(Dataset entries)
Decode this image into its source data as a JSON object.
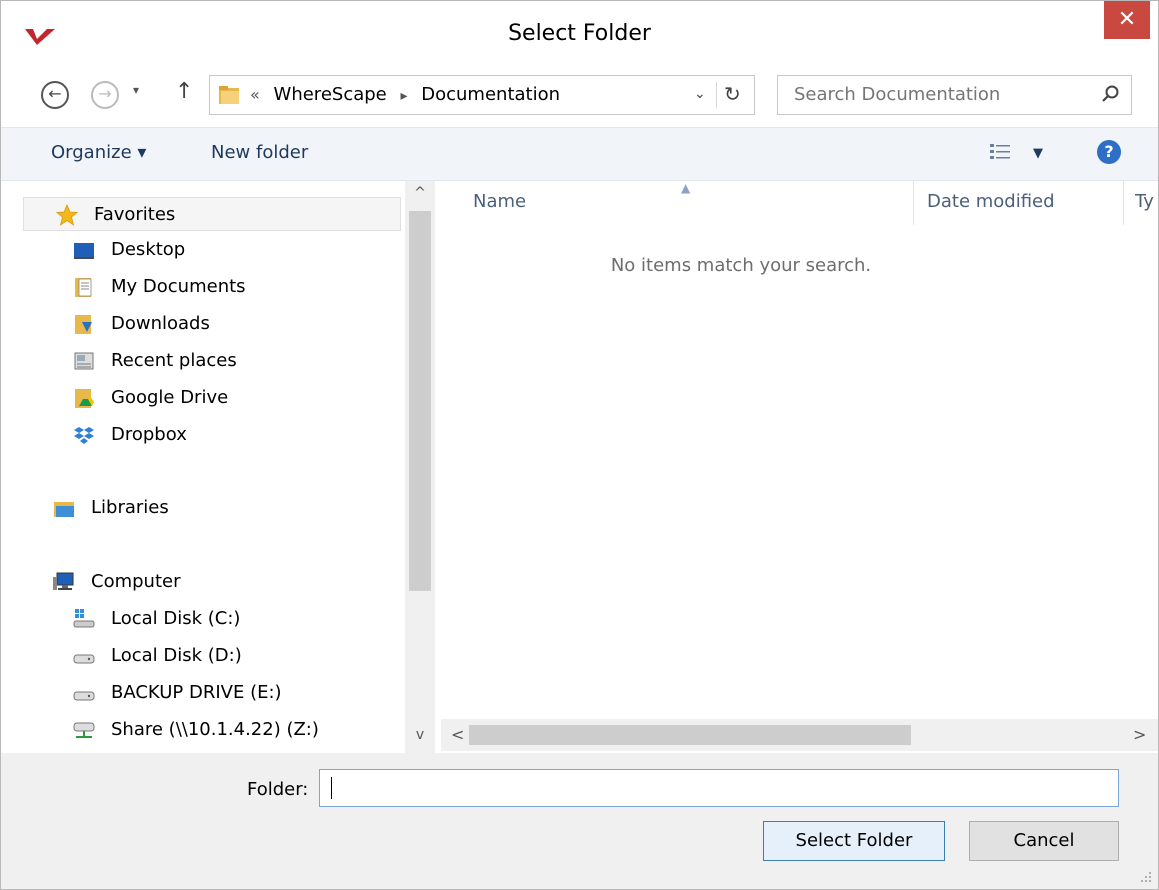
{
  "window": {
    "title": "Select Folder",
    "close_glyph": "✕"
  },
  "nav": {
    "back_glyph": "←",
    "forward_glyph": "→",
    "recent_glyph": "▾",
    "up_glyph": "↑",
    "address": {
      "prefix": "«",
      "crumbs": [
        "WhereScape",
        "Documentation"
      ],
      "separator": "▸"
    },
    "dropdown_glyph": "⌄",
    "refresh_glyph": "↻",
    "search_placeholder": "Search Documentation"
  },
  "commands": {
    "organize": "Organize ▾",
    "new_folder": "New folder",
    "view_drop": "▼",
    "help": "?"
  },
  "tree": {
    "favorites": "Favorites",
    "favorites_items": [
      "Desktop",
      "My Documents",
      "Downloads",
      "Recent places",
      "Google Drive",
      "Dropbox"
    ],
    "libraries": "Libraries",
    "computer": "Computer",
    "computer_items": [
      "Local Disk (C:)",
      "Local Disk (D:)",
      "BACKUP DRIVE (E:)",
      "Share (\\\\10.1.4.22) (Z:)"
    ]
  },
  "list": {
    "columns": [
      "Name",
      "Date modified",
      "Ty"
    ],
    "empty_message": "No items match your search."
  },
  "scroll": {
    "up": "^",
    "down": "v",
    "left": "<",
    "right": ">"
  },
  "footer": {
    "folder_label": "Folder:",
    "folder_value": "",
    "select_button": "Select Folder",
    "cancel_button": "Cancel"
  },
  "colors": {
    "accent": "#3c7fb1",
    "close_red": "#c9483f",
    "command_bar": "#f1f4f9",
    "footer": "#f0f0f0"
  }
}
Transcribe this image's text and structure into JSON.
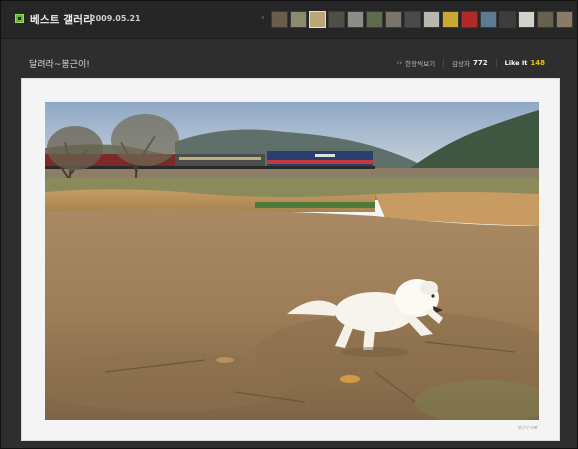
{
  "header": {
    "title": "베스트 갤러리",
    "date": "2009.05.21",
    "prev_arrow": "‹",
    "thumbnails": [
      {
        "color": "#6b5c4d",
        "active": false
      },
      {
        "color": "#8c8a6e",
        "active": false
      },
      {
        "color": "#b9a77a",
        "active": true
      },
      {
        "color": "#4f4f45",
        "active": false
      },
      {
        "color": "#8d8d85",
        "active": false
      },
      {
        "color": "#5e6b4c",
        "active": false
      },
      {
        "color": "#7a746b",
        "active": false
      },
      {
        "color": "#4a4a4a",
        "active": false
      },
      {
        "color": "#b8b8b0",
        "active": false
      },
      {
        "color": "#c8a832",
        "active": false
      },
      {
        "color": "#b02a2a",
        "active": false
      },
      {
        "color": "#5c7a91",
        "active": false
      },
      {
        "color": "#3d3d3d",
        "active": false
      },
      {
        "color": "#d2d2cc",
        "active": false
      },
      {
        "color": "#66604f",
        "active": false
      },
      {
        "color": "#8a7a66",
        "active": false
      }
    ]
  },
  "post": {
    "title": "달려라~봉근이!",
    "fullscreen_label": "한장씩보기",
    "views_label": "감상자",
    "views_count": "772",
    "like_label": "Like It",
    "like_count": "148"
  },
  "photo": {
    "caption_signature": "봉근이 아빠"
  },
  "colors": {
    "accent_green": "#6fb52c",
    "like_yellow": "#f2c200",
    "background": "#2e2e2e",
    "card": "#f4f4f4"
  }
}
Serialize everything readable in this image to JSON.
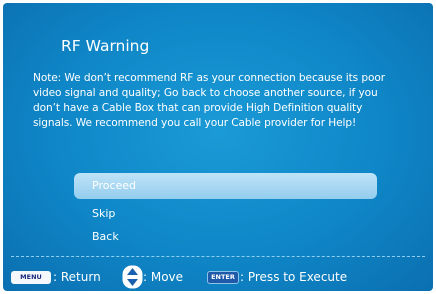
{
  "dialog": {
    "title": "RF Warning",
    "note": "Note: We don’t recommend RF as your connection because its poor video signal and quality; Go back to choose another source, if you don’t have a Cable Box that can provide High Definition quality signals. We recommend you call your Cable provider for Help!"
  },
  "menu": {
    "items": [
      {
        "label": "Proceed",
        "selected": true
      },
      {
        "label": "Skip",
        "selected": false
      },
      {
        "label": "Back",
        "selected": false
      }
    ]
  },
  "footer": {
    "menu_key": "MENU",
    "return_label": ": Return",
    "move_label": ": Move",
    "enter_key": "ENTER",
    "execute_label": ": Press to Execute"
  },
  "colors": {
    "background": "#0f86c7",
    "selected_item": "#93cdee",
    "text": "#ffffff"
  }
}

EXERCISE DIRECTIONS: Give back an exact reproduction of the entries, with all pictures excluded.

EXERCISE RESULT:
Decode this image into its source data as a JSON object.
{
  "window": {
    "title": "Select Folder",
    "close_glyph": "✕"
  },
  "nav": {
    "back_glyph": "←",
    "forward_glyph": "→",
    "recent_glyph": "▾",
    "up_glyph": "↑",
    "address": {
      "prefix": "«",
      "crumbs": [
        "WhereScape",
        "Documentation"
      ],
      "separator": "▸"
    },
    "dropdown_glyph": "⌄",
    "refresh_glyph": "↻",
    "search_placeholder": "Search Documentation"
  },
  "commands": {
    "organize": "Organize ▾",
    "new_folder": "New folder",
    "view_drop": "▼",
    "help": "?"
  },
  "tree": {
    "favorites": "Favorites",
    "favorites_items": [
      "Desktop",
      "My Documents",
      "Downloads",
      "Recent places",
      "Google Drive",
      "Dropbox"
    ],
    "libraries": "Libraries",
    "computer": "Computer",
    "computer_items": [
      "Local Disk (C:)",
      "Local Disk (D:)",
      "BACKUP DRIVE (E:)",
      "Share (\\\\10.1.4.22) (Z:)"
    ]
  },
  "list": {
    "columns": [
      "Name",
      "Date modified",
      "Ty"
    ],
    "empty_message": "No items match your search."
  },
  "scroll": {
    "up": "^",
    "down": "v",
    "left": "<",
    "right": ">"
  },
  "footer": {
    "folder_label": "Folder:",
    "folder_value": "",
    "select_button": "Select Folder",
    "cancel_button": "Cancel"
  },
  "colors": {
    "accent": "#3c7fb1",
    "close_red": "#c9483f",
    "command_bar": "#f1f4f9",
    "footer": "#f0f0f0"
  }
}
Transcribe this image's text and structure into JSON.
{
  "header": {
    "title": "베스트 갤러리",
    "date": "2009.05.21",
    "prev_arrow": "‹",
    "thumbnails": [
      {
        "color": "#6b5c4d",
        "active": false
      },
      {
        "color": "#8c8a6e",
        "active": false
      },
      {
        "color": "#b9a77a",
        "active": true
      },
      {
        "color": "#4f4f45",
        "active": false
      },
      {
        "color": "#8d8d85",
        "active": false
      },
      {
        "color": "#5e6b4c",
        "active": false
      },
      {
        "color": "#7a746b",
        "active": false
      },
      {
        "color": "#4a4a4a",
        "active": false
      },
      {
        "color": "#b8b8b0",
        "active": false
      },
      {
        "color": "#c8a832",
        "active": false
      },
      {
        "color": "#b02a2a",
        "active": false
      },
      {
        "color": "#5c7a91",
        "active": false
      },
      {
        "color": "#3d3d3d",
        "active": false
      },
      {
        "color": "#d2d2cc",
        "active": false
      },
      {
        "color": "#66604f",
        "active": false
      },
      {
        "color": "#8a7a66",
        "active": false
      }
    ]
  },
  "post": {
    "title": "달려라~봉근이!",
    "fullscreen_label": "한장씩보기",
    "views_label": "감상자",
    "views_count": "772",
    "like_label": "Like It",
    "like_count": "148"
  },
  "photo": {
    "caption_signature": "봉근이 아빠"
  },
  "colors": {
    "accent_green": "#6fb52c",
    "like_yellow": "#f2c200",
    "background": "#2e2e2e",
    "card": "#f4f4f4"
  }
}
Serialize everything readable in this image to JSON.
{
  "dialog": {
    "title": "RF Warning",
    "note": "Note: We don’t recommend RF as your connection because its poor video signal and quality; Go back to choose another source, if you don’t have a Cable Box that can provide High Definition quality signals. We recommend you call your Cable provider for Help!"
  },
  "menu": {
    "items": [
      {
        "label": "Proceed",
        "selected": true
      },
      {
        "label": "Skip",
        "selected": false
      },
      {
        "label": "Back",
        "selected": false
      }
    ]
  },
  "footer": {
    "menu_key": "MENU",
    "return_label": ": Return",
    "move_label": ": Move",
    "enter_key": "ENTER",
    "execute_label": ": Press to Execute"
  },
  "colors": {
    "background": "#0f86c7",
    "selected_item": "#93cdee",
    "text": "#ffffff"
  }
}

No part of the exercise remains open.